Write down every entry once more, exactly as it reads.

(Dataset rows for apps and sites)

━━━━━━━━━━

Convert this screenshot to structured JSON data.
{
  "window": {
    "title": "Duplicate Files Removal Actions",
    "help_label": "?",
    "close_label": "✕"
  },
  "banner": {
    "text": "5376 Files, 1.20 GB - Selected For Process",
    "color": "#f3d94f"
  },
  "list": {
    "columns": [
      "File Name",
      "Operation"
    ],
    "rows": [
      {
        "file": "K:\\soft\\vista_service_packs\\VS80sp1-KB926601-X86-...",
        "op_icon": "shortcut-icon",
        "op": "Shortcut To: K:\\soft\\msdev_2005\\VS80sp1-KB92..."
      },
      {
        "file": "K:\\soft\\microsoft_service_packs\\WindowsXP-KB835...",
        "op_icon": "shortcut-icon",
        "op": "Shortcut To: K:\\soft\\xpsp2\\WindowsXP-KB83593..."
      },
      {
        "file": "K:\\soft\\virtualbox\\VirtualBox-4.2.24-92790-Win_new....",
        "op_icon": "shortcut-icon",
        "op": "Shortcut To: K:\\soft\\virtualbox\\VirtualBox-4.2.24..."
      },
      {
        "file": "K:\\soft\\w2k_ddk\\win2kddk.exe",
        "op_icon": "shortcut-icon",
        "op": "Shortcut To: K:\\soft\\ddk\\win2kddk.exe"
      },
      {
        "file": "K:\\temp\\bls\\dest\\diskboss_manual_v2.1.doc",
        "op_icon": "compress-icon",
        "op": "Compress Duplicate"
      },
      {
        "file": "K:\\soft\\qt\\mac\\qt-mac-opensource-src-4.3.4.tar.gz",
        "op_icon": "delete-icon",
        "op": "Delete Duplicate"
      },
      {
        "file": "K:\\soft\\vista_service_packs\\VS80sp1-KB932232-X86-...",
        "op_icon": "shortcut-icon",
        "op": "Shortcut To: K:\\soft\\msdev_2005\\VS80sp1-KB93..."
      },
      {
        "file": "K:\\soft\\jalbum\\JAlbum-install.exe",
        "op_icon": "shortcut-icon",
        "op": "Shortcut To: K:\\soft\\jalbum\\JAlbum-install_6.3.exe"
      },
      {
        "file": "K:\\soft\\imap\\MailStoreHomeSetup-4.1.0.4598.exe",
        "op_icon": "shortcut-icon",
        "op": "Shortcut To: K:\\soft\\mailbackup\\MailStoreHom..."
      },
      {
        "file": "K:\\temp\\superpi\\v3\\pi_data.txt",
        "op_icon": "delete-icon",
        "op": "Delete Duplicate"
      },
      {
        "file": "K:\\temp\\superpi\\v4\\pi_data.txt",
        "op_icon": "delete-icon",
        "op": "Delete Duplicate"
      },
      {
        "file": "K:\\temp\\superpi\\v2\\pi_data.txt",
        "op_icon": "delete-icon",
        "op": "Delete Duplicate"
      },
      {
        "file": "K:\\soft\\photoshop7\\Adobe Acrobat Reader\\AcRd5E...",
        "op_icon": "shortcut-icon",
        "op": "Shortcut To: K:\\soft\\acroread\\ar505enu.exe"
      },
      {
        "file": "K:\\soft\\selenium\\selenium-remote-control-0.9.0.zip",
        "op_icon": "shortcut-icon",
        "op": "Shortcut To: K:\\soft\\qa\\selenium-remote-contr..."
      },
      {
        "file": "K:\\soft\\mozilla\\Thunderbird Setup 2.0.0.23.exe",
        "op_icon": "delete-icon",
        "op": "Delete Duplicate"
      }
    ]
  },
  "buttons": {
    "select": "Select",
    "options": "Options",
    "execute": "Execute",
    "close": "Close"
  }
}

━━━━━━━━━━

**Answer box**.
Convert this screenshot to structured JSON data.
{
  "window": {
    "title": "Duplicate Files Removal Actions",
    "help_label": "?",
    "close_label": "✕"
  },
  "banner": {
    "text": "5376 Files, 1.20 GB - Selected For Process",
    "color": "#f3d94f"
  },
  "list": {
    "columns": [
      "File Name",
      "Operation"
    ],
    "rows": [
      {
        "file": "K:\\soft\\vista_service_packs\\VS80sp1-KB926601-X86-...",
        "op_icon": "shortcut-icon",
        "op": "Shortcut To: K:\\soft\\msdev_2005\\VS80sp1-KB92..."
      },
      {
        "file": "K:\\soft\\microsoft_service_packs\\WindowsXP-KB835...",
        "op_icon": "shortcut-icon",
        "op": "Shortcut To: K:\\soft\\xpsp2\\WindowsXP-KB83593..."
      },
      {
        "file": "K:\\soft\\virtualbox\\VirtualBox-4.2.24-92790-Win_new....",
        "op_icon": "shortcut-icon",
        "op": "Shortcut To: K:\\soft\\virtualbox\\VirtualBox-4.2.24..."
      },
      {
        "file": "K:\\soft\\w2k_ddk\\win2kddk.exe",
        "op_icon": "shortcut-icon",
        "op": "Shortcut To: K:\\soft\\ddk\\win2kddk.exe"
      },
      {
        "file": "K:\\temp\\bls\\dest\\diskboss_manual_v2.1.doc",
        "op_icon": "compress-icon",
        "op": "Compress Duplicate"
      },
      {
        "file": "K:\\soft\\qt\\mac\\qt-mac-opensource-src-4.3.4.tar.gz",
        "op_icon": "delete-icon",
        "op": "Delete Duplicate"
      },
      {
        "file": "K:\\soft\\vista_service_packs\\VS80sp1-KB932232-X86-...",
        "op_icon": "shortcut-icon",
        "op": "Shortcut To: K:\\soft\\msdev_2005\\VS80sp1-KB93..."
      },
      {
        "file": "K:\\soft\\jalbum\\JAlbum-install.exe",
        "op_icon": "shortcut-icon",
        "op": "Shortcut To: K:\\soft\\jalbum\\JAlbum-install_6.3.exe"
      },
      {
        "file": "K:\\soft\\imap\\MailStoreHomeSetup-4.1.0.4598.exe",
        "op_icon": "shortcut-icon",
        "op": "Shortcut To: K:\\soft\\mailbackup\\MailStoreHom..."
      },
      {
        "file": "K:\\temp\\superpi\\v3\\pi_data.txt",
        "op_icon": "delete-icon",
        "op": "Delete Duplicate"
      },
      {
        "file": "K:\\temp\\superpi\\v4\\pi_data.txt",
        "op_icon": "delete-icon",
        "op": "Delete Duplicate"
      },
      {
        "file": "K:\\temp\\superpi\\v2\\pi_data.txt",
        "op_icon": "delete-icon",
        "op": "Delete Duplicate"
      },
      {
        "file": "K:\\soft\\photoshop7\\Adobe Acrobat Reader\\AcRd5E...",
        "op_icon": "shortcut-icon",
        "op": "Shortcut To: K:\\soft\\acroread\\ar505enu.exe"
      },
      {
        "file": "K:\\soft\\selenium\\selenium-remote-control-0.9.0.zip",
        "op_icon": "shortcut-icon",
        "op": "Shortcut To: K:\\soft\\qa\\selenium-remote-contr..."
      },
      {
        "file": "K:\\soft\\mozilla\\Thunderbird Setup 2.0.0.23.exe",
        "op_icon": "delete-icon",
        "op": "Delete Duplicate"
      }
    ]
  },
  "buttons": {
    "select": "Select",
    "options": "Options",
    "execute": "Execute",
    "close": "Close"
  }
}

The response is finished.